··· Study material ···

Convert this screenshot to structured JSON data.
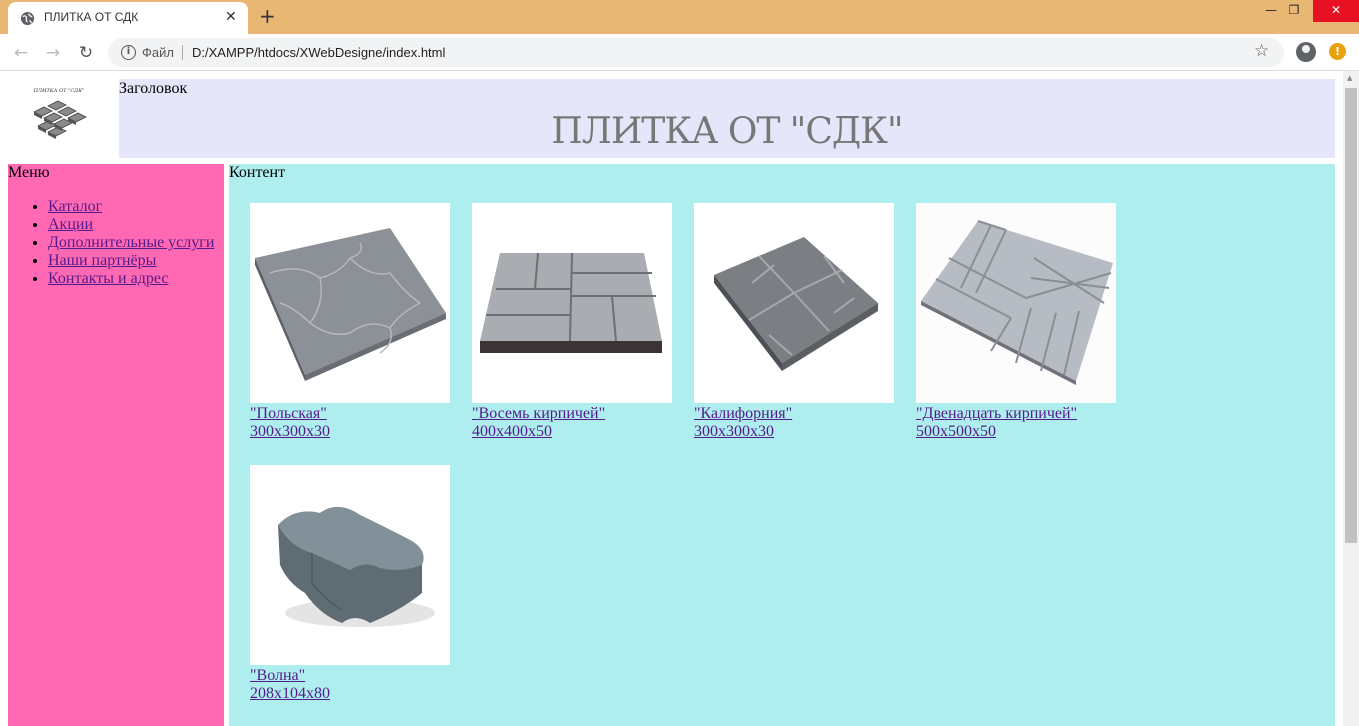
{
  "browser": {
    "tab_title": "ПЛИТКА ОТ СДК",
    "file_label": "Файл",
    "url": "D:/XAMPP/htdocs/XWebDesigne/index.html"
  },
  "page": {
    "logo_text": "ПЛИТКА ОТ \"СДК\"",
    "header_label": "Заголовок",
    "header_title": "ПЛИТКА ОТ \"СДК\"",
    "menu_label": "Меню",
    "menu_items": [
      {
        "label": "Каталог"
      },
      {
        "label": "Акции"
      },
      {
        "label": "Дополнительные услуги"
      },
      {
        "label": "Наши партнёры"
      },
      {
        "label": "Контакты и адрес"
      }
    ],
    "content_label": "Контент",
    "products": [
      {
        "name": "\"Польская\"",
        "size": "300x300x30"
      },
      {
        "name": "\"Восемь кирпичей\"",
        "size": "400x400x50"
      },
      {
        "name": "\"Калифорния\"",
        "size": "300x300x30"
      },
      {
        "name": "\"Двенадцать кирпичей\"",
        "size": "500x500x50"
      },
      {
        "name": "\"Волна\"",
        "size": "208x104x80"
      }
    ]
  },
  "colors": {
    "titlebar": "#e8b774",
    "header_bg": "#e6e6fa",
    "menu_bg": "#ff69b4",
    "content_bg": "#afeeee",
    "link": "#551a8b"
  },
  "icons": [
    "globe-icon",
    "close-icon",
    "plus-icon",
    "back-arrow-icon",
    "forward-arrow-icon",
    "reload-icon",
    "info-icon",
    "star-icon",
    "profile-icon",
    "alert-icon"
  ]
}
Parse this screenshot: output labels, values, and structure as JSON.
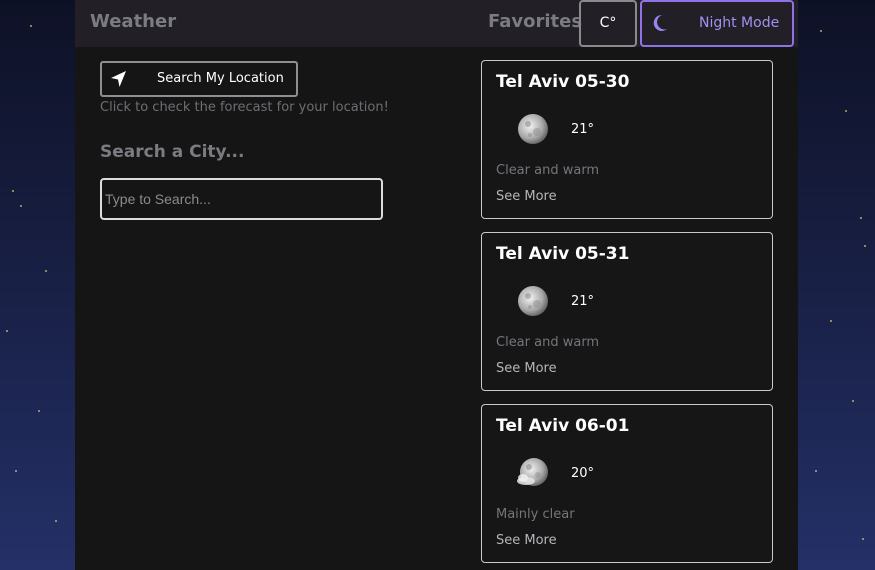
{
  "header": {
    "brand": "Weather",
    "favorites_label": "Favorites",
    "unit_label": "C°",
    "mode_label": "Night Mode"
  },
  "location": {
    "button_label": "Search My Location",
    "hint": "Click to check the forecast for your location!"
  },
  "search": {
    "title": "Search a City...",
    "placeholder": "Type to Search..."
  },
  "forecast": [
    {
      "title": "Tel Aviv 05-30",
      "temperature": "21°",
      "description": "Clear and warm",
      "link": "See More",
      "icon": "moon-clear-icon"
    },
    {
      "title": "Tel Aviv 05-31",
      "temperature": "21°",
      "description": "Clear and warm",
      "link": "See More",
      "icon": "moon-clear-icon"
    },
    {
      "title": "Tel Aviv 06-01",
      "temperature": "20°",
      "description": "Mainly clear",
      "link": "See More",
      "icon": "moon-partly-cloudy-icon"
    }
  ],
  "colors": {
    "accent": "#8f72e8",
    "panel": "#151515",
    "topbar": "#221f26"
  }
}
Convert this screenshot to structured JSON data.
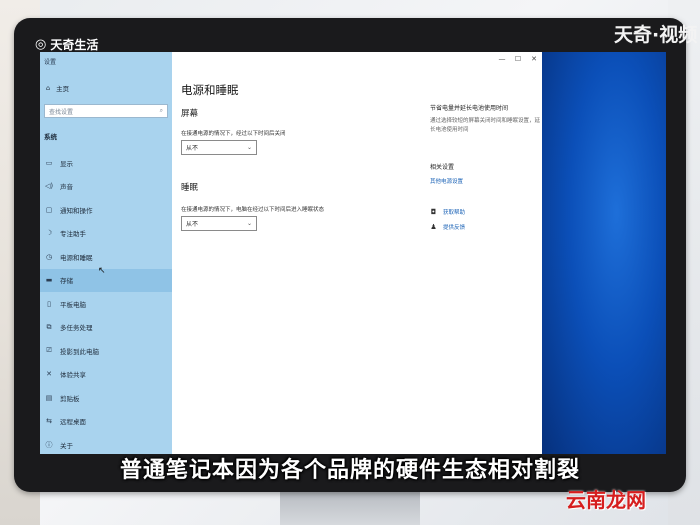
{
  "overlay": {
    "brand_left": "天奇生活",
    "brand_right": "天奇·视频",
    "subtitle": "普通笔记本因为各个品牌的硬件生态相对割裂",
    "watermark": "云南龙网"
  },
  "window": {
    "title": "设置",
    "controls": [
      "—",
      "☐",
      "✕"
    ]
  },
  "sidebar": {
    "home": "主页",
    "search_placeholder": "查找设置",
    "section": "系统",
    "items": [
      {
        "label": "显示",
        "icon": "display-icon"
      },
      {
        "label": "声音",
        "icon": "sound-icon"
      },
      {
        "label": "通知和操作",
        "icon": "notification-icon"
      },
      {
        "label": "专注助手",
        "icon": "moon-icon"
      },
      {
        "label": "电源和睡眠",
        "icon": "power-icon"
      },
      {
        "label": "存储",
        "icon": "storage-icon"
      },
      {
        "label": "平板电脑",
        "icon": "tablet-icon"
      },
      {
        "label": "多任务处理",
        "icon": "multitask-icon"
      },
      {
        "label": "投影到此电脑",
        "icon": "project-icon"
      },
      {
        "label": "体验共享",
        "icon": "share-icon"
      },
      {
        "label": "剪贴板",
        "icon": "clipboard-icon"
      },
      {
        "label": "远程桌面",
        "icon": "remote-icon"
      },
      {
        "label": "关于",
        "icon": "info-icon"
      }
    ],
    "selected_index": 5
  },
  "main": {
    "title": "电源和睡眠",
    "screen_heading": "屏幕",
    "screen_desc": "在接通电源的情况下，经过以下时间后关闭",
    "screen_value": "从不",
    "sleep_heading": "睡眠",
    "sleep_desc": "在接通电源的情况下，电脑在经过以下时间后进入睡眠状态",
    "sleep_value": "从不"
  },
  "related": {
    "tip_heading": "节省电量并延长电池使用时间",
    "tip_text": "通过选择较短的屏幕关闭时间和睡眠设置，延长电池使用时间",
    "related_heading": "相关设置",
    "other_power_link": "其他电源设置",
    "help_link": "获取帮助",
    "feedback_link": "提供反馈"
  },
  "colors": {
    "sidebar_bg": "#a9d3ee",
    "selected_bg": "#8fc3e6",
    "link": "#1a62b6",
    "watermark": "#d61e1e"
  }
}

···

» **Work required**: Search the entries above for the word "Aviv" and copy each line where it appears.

» **Solution to the exercise**:
      "title": "Tel Aviv 05-30",
      "title": "Tel Aviv 05-31",
      "title": "Tel Aviv 06-01",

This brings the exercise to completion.